### Instructions for the task:
From the records below, take each line where the string "watermark" shows up and copy it.

### Data extract:

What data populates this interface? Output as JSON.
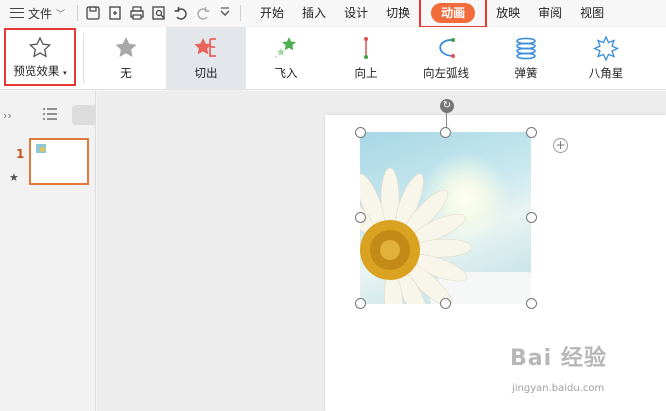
{
  "menu": {
    "file_label": "文件",
    "tabs": [
      {
        "label": "开始"
      },
      {
        "label": "插入"
      },
      {
        "label": "设计"
      },
      {
        "label": "切换"
      },
      {
        "label": "动画",
        "active": true
      },
      {
        "label": "放映"
      },
      {
        "label": "审阅"
      },
      {
        "label": "视图"
      }
    ]
  },
  "ribbon": {
    "preview_label": "预览效果",
    "effects": [
      {
        "label": "无",
        "icon": "star-gray-icon"
      },
      {
        "label": "切出",
        "icon": "cut-out-icon",
        "selected": true
      },
      {
        "label": "飞入",
        "icon": "fly-in-icon"
      },
      {
        "label": "向上",
        "icon": "upward-icon"
      },
      {
        "label": "向左弧线",
        "icon": "arc-left-icon"
      },
      {
        "label": "弹簧",
        "icon": "spring-icon"
      },
      {
        "label": "八角星",
        "icon": "octagram-icon"
      }
    ]
  },
  "slides_panel": {
    "slide_number": "1"
  },
  "watermark": {
    "text": "Bai 经验",
    "sub": "jingyan.baidu.com"
  },
  "colors": {
    "accent": "#f26b3a",
    "highlight_border": "#e53935",
    "thumb_border": "#e07a3c"
  }
}
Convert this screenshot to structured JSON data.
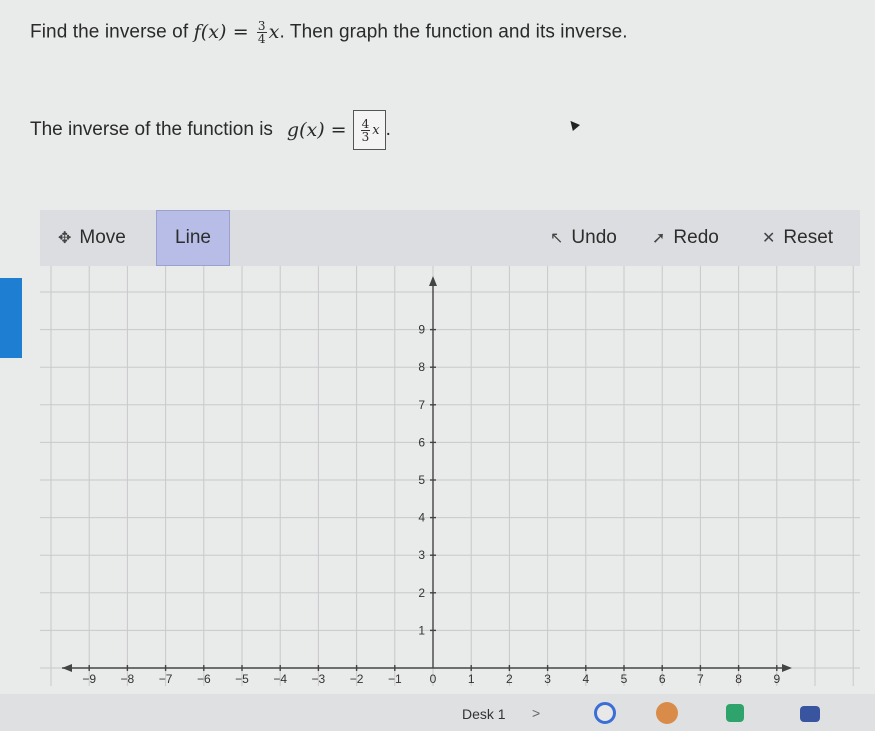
{
  "question": {
    "prefix": "Find the inverse of ",
    "func_name": "f(x) = ",
    "frac_num": "3",
    "frac_den": "4",
    "var": "x",
    "suffix": ". Then graph the function and its inverse."
  },
  "answer": {
    "label": "The inverse of the function is ",
    "func_name": "g(x) = ",
    "frac_num": "4",
    "frac_den": "3",
    "var": "x",
    "suffix": "."
  },
  "toolbar": {
    "move_label": "Move",
    "line_label": "Line",
    "undo_label": "Undo",
    "redo_label": "Redo",
    "reset_label": "Reset"
  },
  "graph": {
    "x_ticks": [
      "−9",
      "−8",
      "−7",
      "−6",
      "−5",
      "−4",
      "−3",
      "−2",
      "−1",
      "0",
      "1",
      "2",
      "3",
      "4",
      "5",
      "6",
      "7",
      "8",
      "9"
    ],
    "y_ticks": [
      "1",
      "2",
      "3",
      "4",
      "5",
      "6",
      "7",
      "8",
      "9"
    ]
  },
  "taskbar": {
    "desk_label": "Desk 1",
    "desk_arrow": ">"
  },
  "colors": {
    "line_tool_active": "#b7bde6",
    "side_tab": "#1e7ed1"
  }
}
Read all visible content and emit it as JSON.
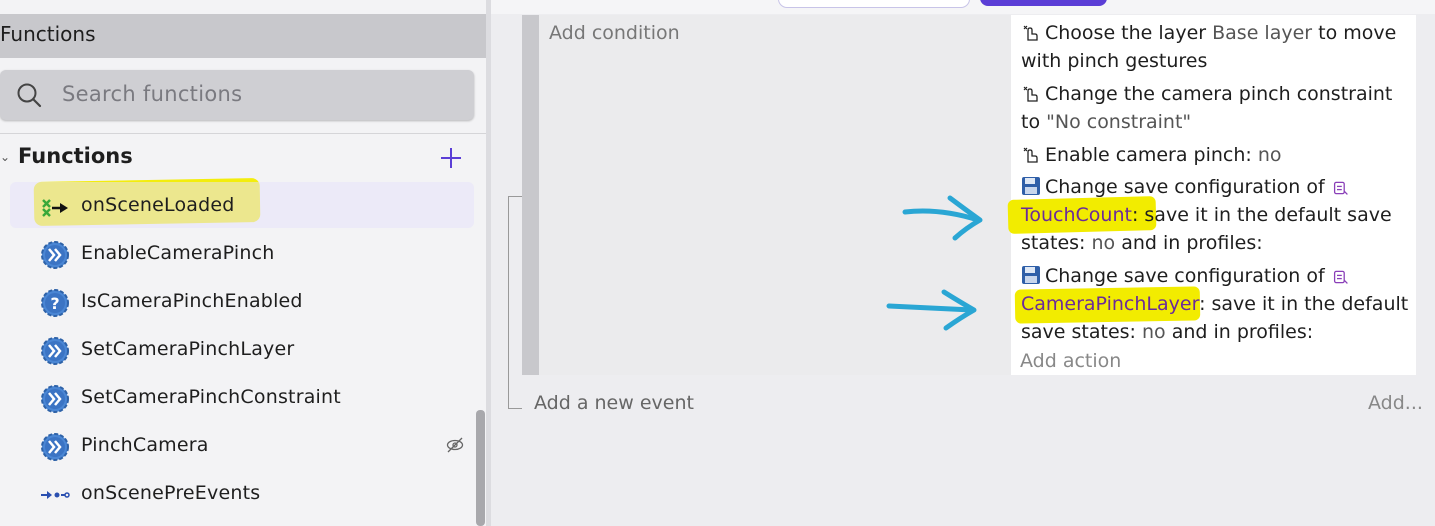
{
  "panel": {
    "title": "Functions",
    "search_placeholder": "Search functions",
    "group_label": "Functions",
    "items": [
      {
        "label": "onSceneLoaded",
        "icon": "scene-loaded-icon",
        "selected": true
      },
      {
        "label": "EnableCameraPinch",
        "icon": "action-function-icon"
      },
      {
        "label": "IsCameraPinchEnabled",
        "icon": "condition-function-icon"
      },
      {
        "label": "SetCameraPinchLayer",
        "icon": "action-function-icon"
      },
      {
        "label": "SetCameraPinchConstraint",
        "icon": "action-function-icon"
      },
      {
        "label": "PinchCamera",
        "icon": "action-function-icon",
        "hidden": true
      },
      {
        "label": "onScenePreEvents",
        "icon": "pre-events-icon"
      }
    ]
  },
  "event": {
    "add_condition": "Add condition",
    "actions": [
      {
        "icon": "pinch-gesture-icon",
        "before": "Choose the layer ",
        "param": "Base layer",
        "after": " to move with pinch gestures"
      },
      {
        "icon": "pinch-gesture-icon",
        "before": "Change the camera pinch constraint to ",
        "param": "\"No constraint\"",
        "after": ""
      },
      {
        "icon": "pinch-gesture-icon",
        "before": "Enable camera pinch: ",
        "param": "no",
        "after": ""
      },
      {
        "icon": "save-icon",
        "before": "Change save configuration of ",
        "variable": "TouchCount",
        "after_var": ": save it in the default save states: ",
        "param2": "no",
        "tail": " and in profiles:"
      },
      {
        "icon": "save-icon",
        "before": "Change save configuration of ",
        "variable": "CameraPinchLayer",
        "after_var": ": save it in the default save states: ",
        "param2": "no",
        "tail": " and in profiles:"
      }
    ],
    "add_action": "Add action",
    "add_new_event": "Add a new event",
    "add_more": "Add..."
  },
  "colors": {
    "accent": "#5b3ed6",
    "highlight": "#f2ec00",
    "annotation_arrow": "#2aa6d4",
    "selected_bg": "#e6e1fa"
  }
}
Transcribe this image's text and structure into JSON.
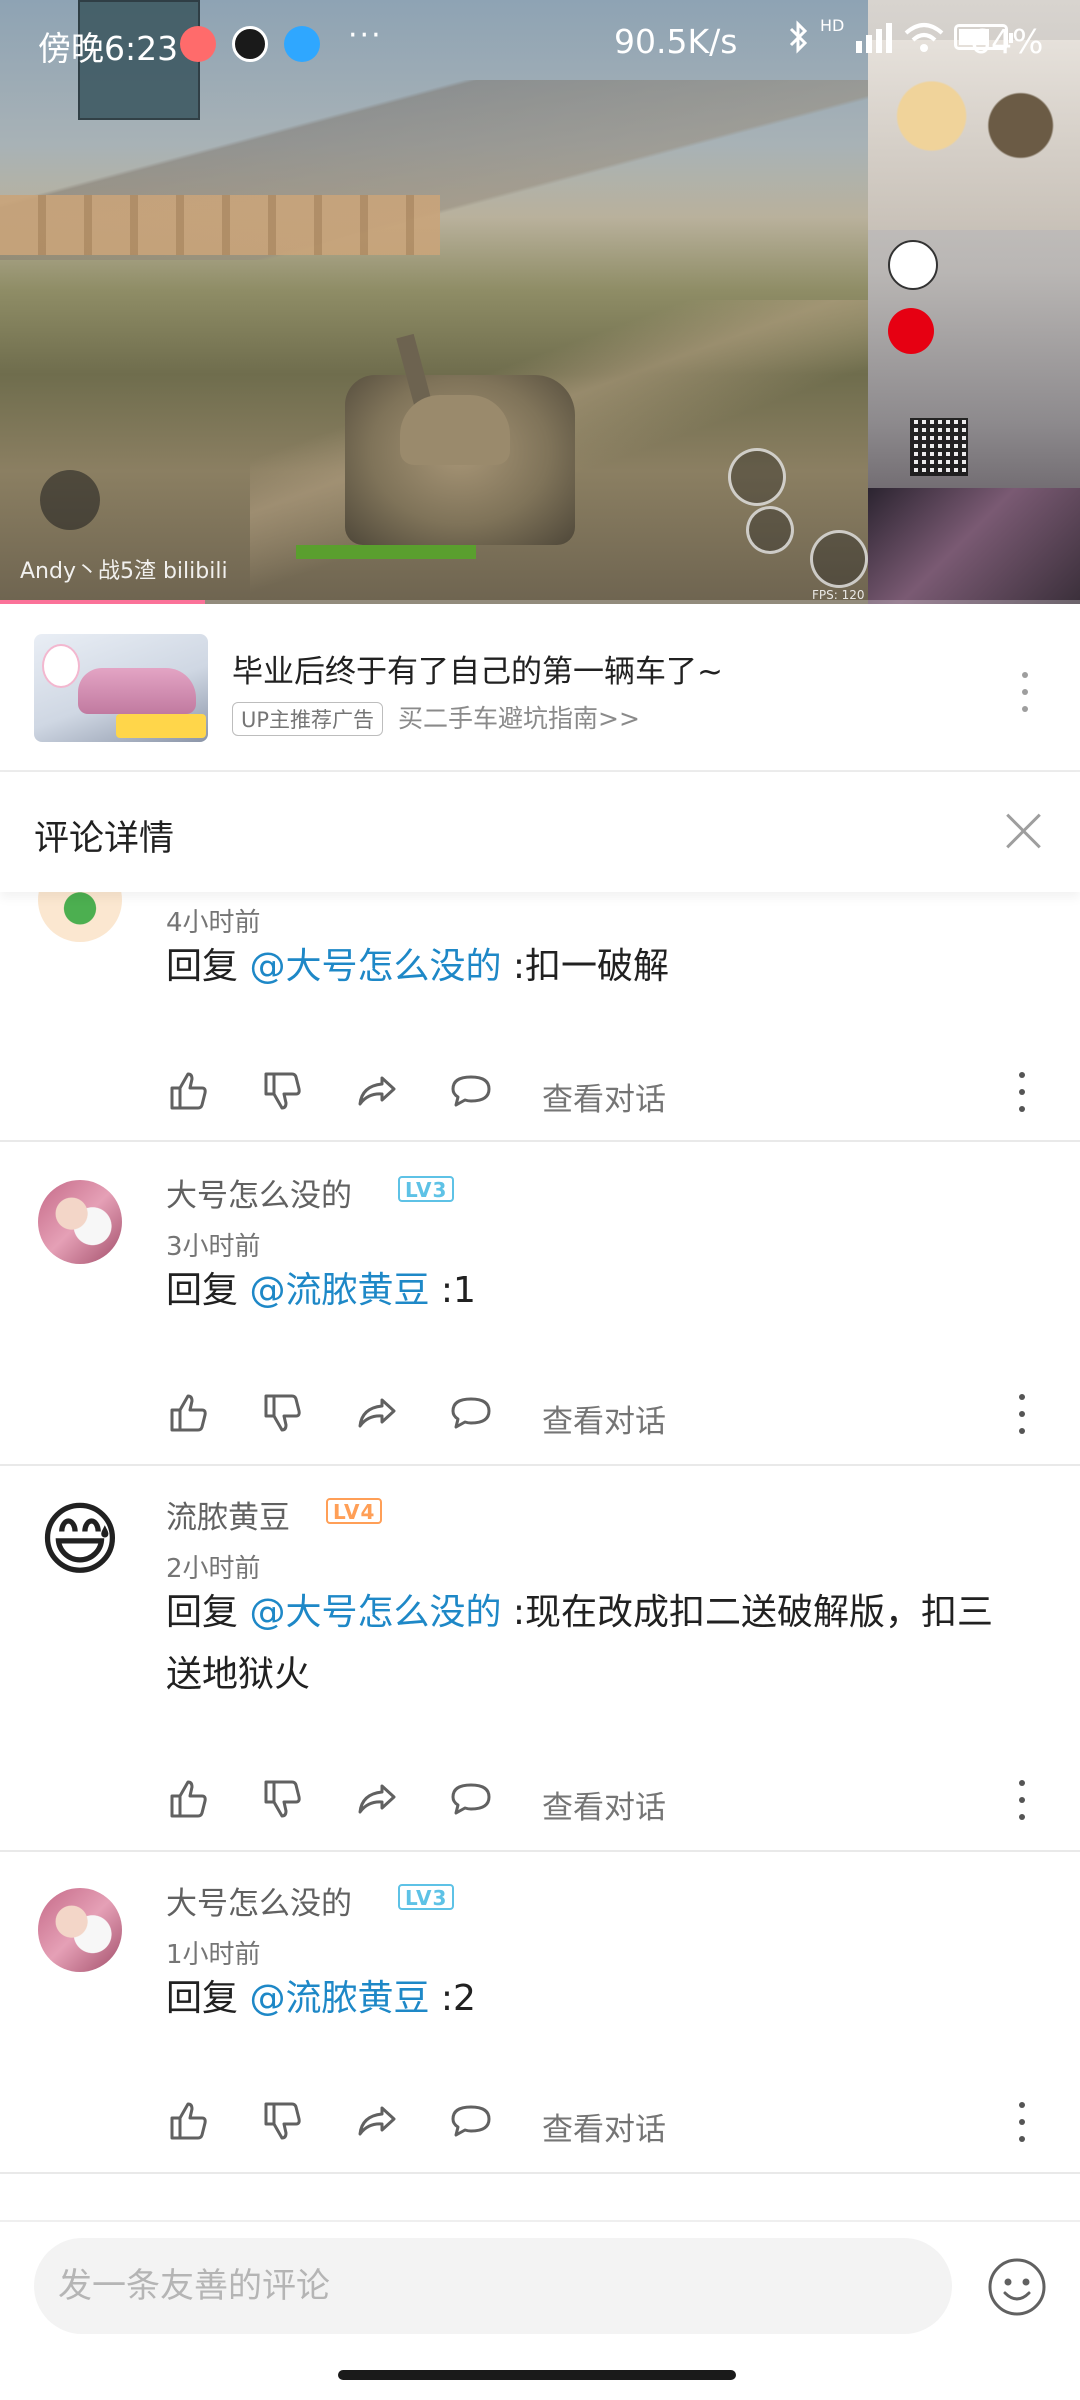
{
  "status_bar": {
    "time": "傍晚6:23",
    "more": "···",
    "network_speed": "90.5K/s",
    "hd": "HD",
    "battery": "64%"
  },
  "video": {
    "watermark": "Andy丶战5渣 bilibili",
    "fps": "FPS: 120",
    "progress": 0.19
  },
  "ad": {
    "title": "毕业后终于有了自己的第一辆车了~",
    "badge": "UP主推荐广告",
    "subtitle": "买二手车避坑指南>>"
  },
  "detail": {
    "title": "评论详情"
  },
  "comments": [
    {
      "time": "4小时前",
      "reply_prefix": "回复 ",
      "mention": "@大号怎么没的",
      "body": " :扣一破解",
      "view_thread": "查看对话"
    },
    {
      "name": "大号怎么没的",
      "level": "LV3",
      "time": "3小时前",
      "reply_prefix": "回复 ",
      "mention": "@流脓黄豆",
      "body": " :1",
      "view_thread": "查看对话"
    },
    {
      "name": "流脓黄豆",
      "level": "LV4",
      "time": "2小时前",
      "reply_prefix": "回复 ",
      "mention": "@大号怎么没的",
      "body": " :现在改成扣二送破解版，扣三送地狱火",
      "view_thread": "查看对话"
    },
    {
      "name": "大号怎么没的",
      "level": "LV3",
      "time": "1小时前",
      "reply_prefix": "回复 ",
      "mention": "@流脓黄豆",
      "body": " :2",
      "view_thread": "查看对话"
    }
  ],
  "input": {
    "placeholder": "发一条友善的评论"
  },
  "colors": {
    "mention": "#1e88c7",
    "lv3": "#5ec2e6",
    "lv4": "#ff9f57",
    "progress": "#fb7299"
  },
  "icons": [
    "like-icon",
    "dislike-icon",
    "share-icon",
    "reply-icon",
    "more-icon",
    "close-icon",
    "emoji-icon"
  ]
}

### Task output:
  "watermark": {
    "watermark": "Andy丶战5渣 bilibili",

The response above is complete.